Exposure to air pollution, particularly to nanoparticles classified as PM2.5, may cause early first periods among young girls, which is known to increase one’s risk of developing other health conditions, such as breast cancer and early menopause, a new study showed on Tuesday.
Scholars at Ewha Womans University came to the conclusion after researching 639 young girls aged 13-17 who participated in a survey from 2010-2012. Their findings showed that participants’ exposure to nanoparticles was linked with an increased chance of experiencing early menarche, or first menstruation.
Previous overseas studies have already shown that air pollution can have a negative impact on women’s hormonal activity, metabolic syndrome and fertility.
Korea joined the ranks of the world’s most polluted countries last year, with air pollution in the first months of 2017 reaching record levels. An OECD report released earlier this year showed that Korea’s air quality is among the worst among its member countries, particularly due to its high nanoparticles levels.

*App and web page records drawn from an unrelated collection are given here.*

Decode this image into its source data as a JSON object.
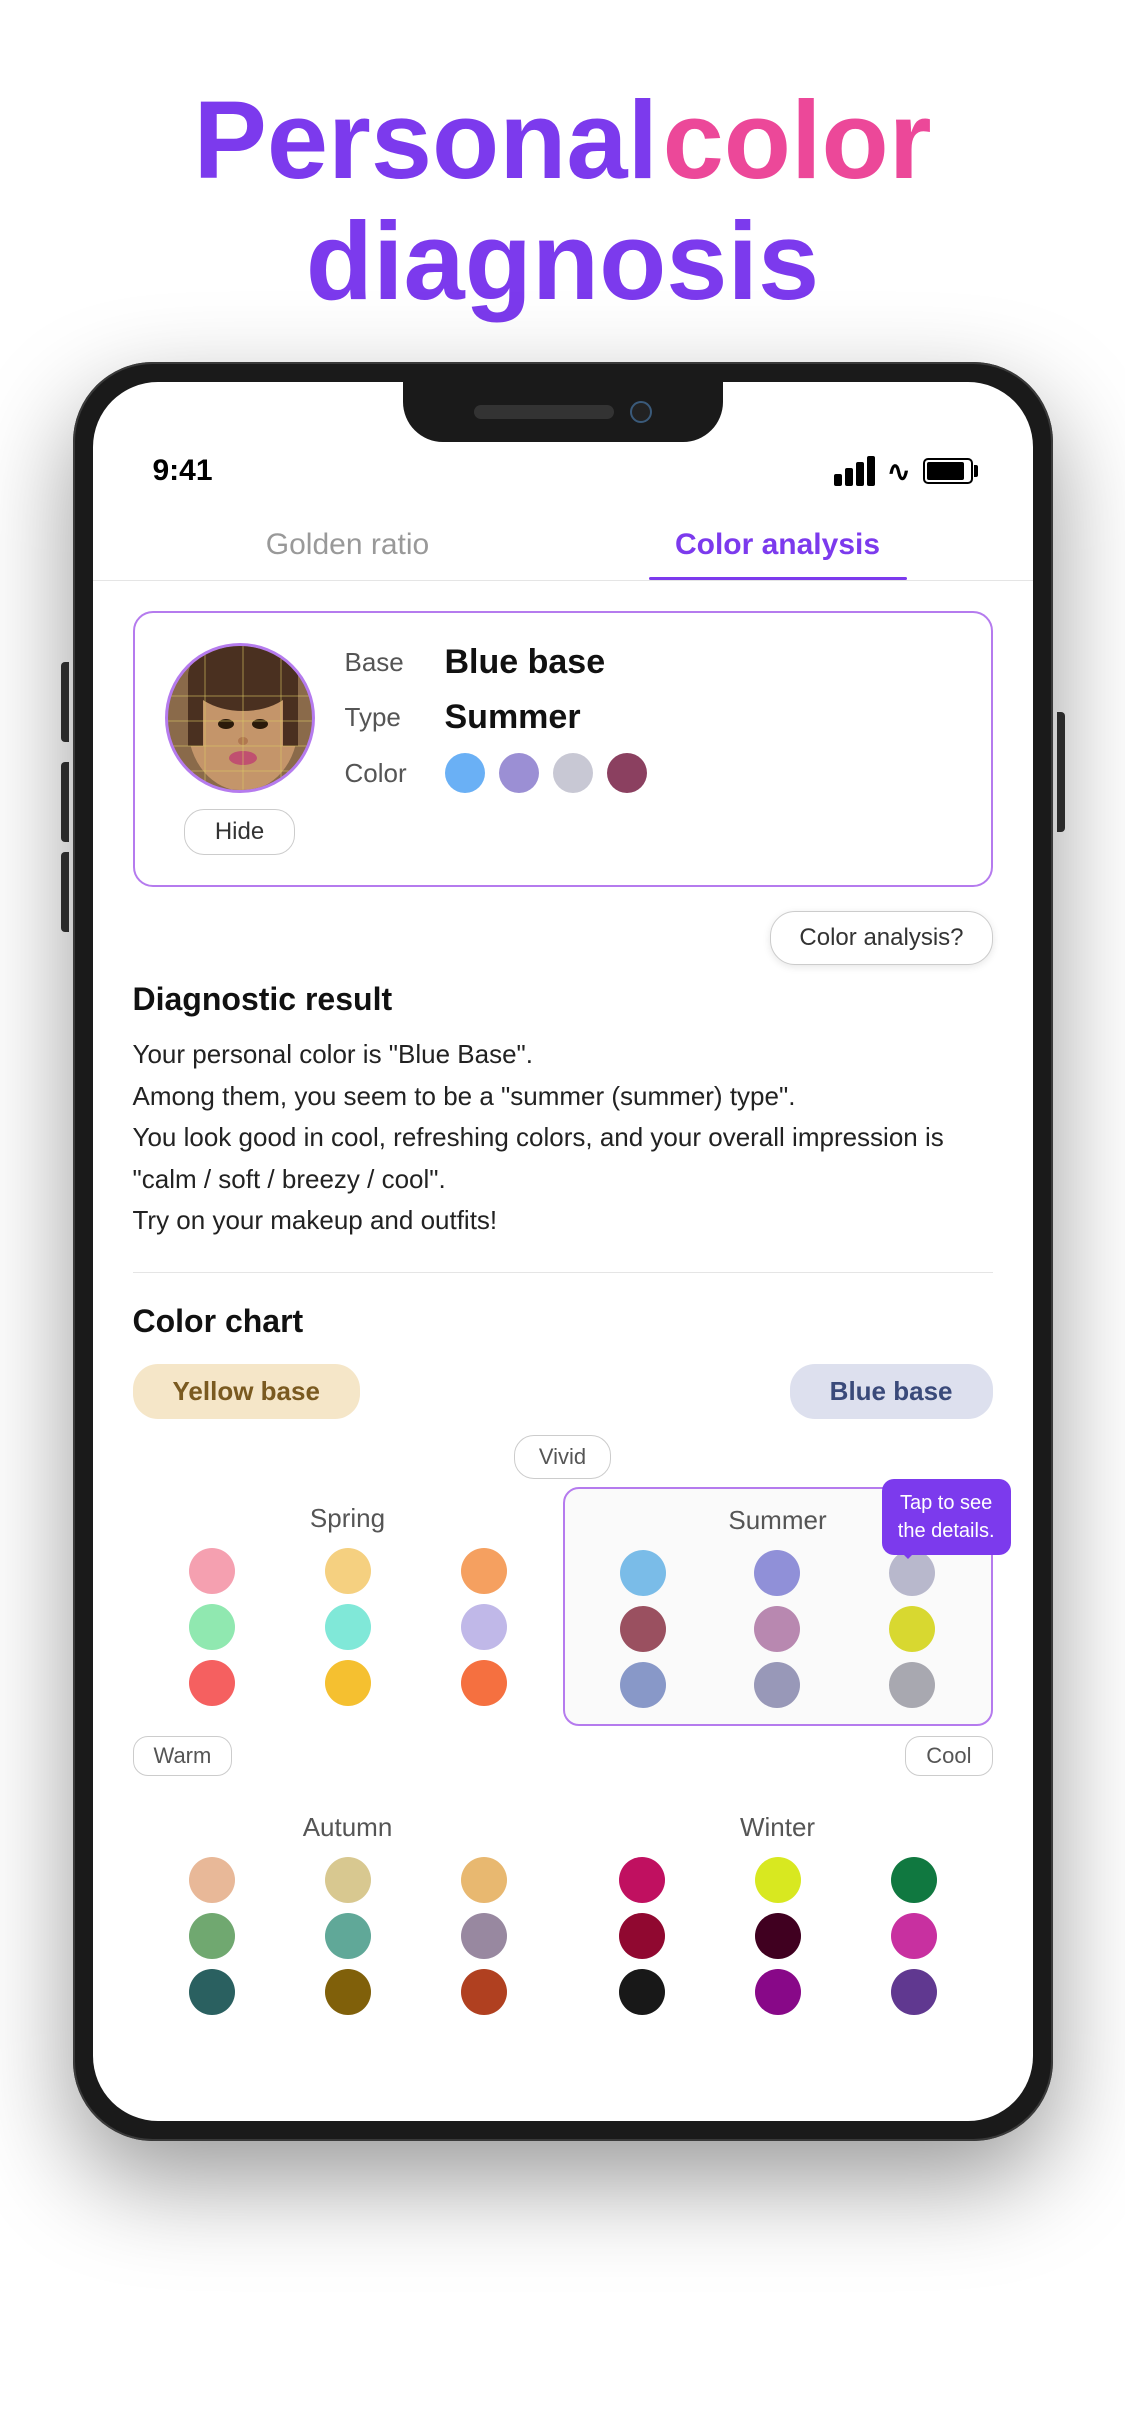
{
  "header": {
    "title_personal": "Personal",
    "title_color": "color",
    "title_diagnosis": "diagnosis"
  },
  "status_bar": {
    "time": "9:41",
    "signal": "4 bars",
    "wifi": "on",
    "battery": "full"
  },
  "tabs": [
    {
      "id": "golden-ratio",
      "label": "Golden ratio",
      "active": false
    },
    {
      "id": "color-analysis",
      "label": "Color analysis",
      "active": true
    }
  ],
  "result_card": {
    "base_label": "Base",
    "base_value": "Blue base",
    "type_label": "Type",
    "type_value": "Summer",
    "color_label": "Color",
    "colors": [
      "#6ab0f5",
      "#9b8fd4",
      "#c8c8d4",
      "#8b4060"
    ],
    "hide_button": "Hide"
  },
  "color_analysis_button": "Color analysis?",
  "diagnostic": {
    "section_title": "Diagnostic result",
    "text": "Your personal color is \"Blue Base\".\nAmong them, you seem to be a \"summer (summer) type\".\nYou look good in cool, refreshing colors, and your overall impression is \"calm / soft / breezy / cool\".\nTry on your makeup and outfits!"
  },
  "color_chart": {
    "section_title": "Color chart",
    "yellow_base_label": "Yellow base",
    "blue_base_label": "Blue base",
    "vivid_label": "Vivid",
    "warm_label": "Warm",
    "cool_label": "Cool",
    "tap_tooltip": "Tap to see\nthe details.",
    "seasons": {
      "spring": {
        "name": "Spring",
        "colors": [
          "#f5a0b0",
          "#f5d080",
          "#f5a060",
          "#90e8b0",
          "#80e8d8",
          "#c0b8e8",
          "#f56060",
          "#f5c030",
          "#f57040"
        ]
      },
      "summer": {
        "name": "Summer",
        "highlighted": true,
        "colors": [
          "#7abce8",
          "#9090d8",
          "#b8b8cc",
          "#9a5060",
          "#b888b0",
          "#d8d830",
          "#8898c8",
          "#9898b8",
          "#a8a8b0"
        ]
      },
      "autumn": {
        "name": "Autumn",
        "colors": [
          "#e8b898",
          "#d8c890",
          "#e8b870",
          "#70a870",
          "#60a898",
          "#9888a0",
          "#d85040",
          "#d8a020",
          "#e86020"
        ]
      },
      "winter": {
        "name": "Winter",
        "colors": [
          "#c01060",
          "#d8e820",
          "#107840",
          "#900830",
          "#400020",
          "#c830a0",
          "#181818",
          "#880888",
          "#603890"
        ]
      }
    }
  }
}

Better known as “fine dust” among Koreans, nanoparticles have been classified as a Group 1 carcinogen by the World Health Organization. Also known as PM2.5, the fine particles with a diameter of 2.5 micrometers or less are known to penetrate deep into the respiratory system and can cause a number of health conditions, including cancer.
Researchers at Ewha Womans University claimed that one’s chance of experiencing early menarche increased by 1.08 times per every 1 cubic meter of level increase of nanoparticles in the past year.
“This research shows that young girls may be especially vulnerable to exposure to PM2.5,” said Dr. Ha Eun-hee, a medical doctor and professor at the Ewha Womans University who organized the research.
Researches have shown that girls who start their periods early have an increased risk of a number of illnesses, including breast cancer and depression, partially due to the hormonal upheaval arising from exposure to estrogens at an early age.
Dr. Ha claimed that further research is needed to verify whether PM2.5 can indeed be classified as an estrogen disrupting hazardous air pollutant.
It is not just young girls who are being affected by air pollution. A study last year by New York University School of Medicine found that exposure to air pollution early in one’s pregnancy may increase risk or preterm birth and low weight among the newborns.
By Claire Lee (firstname.lastname@example.org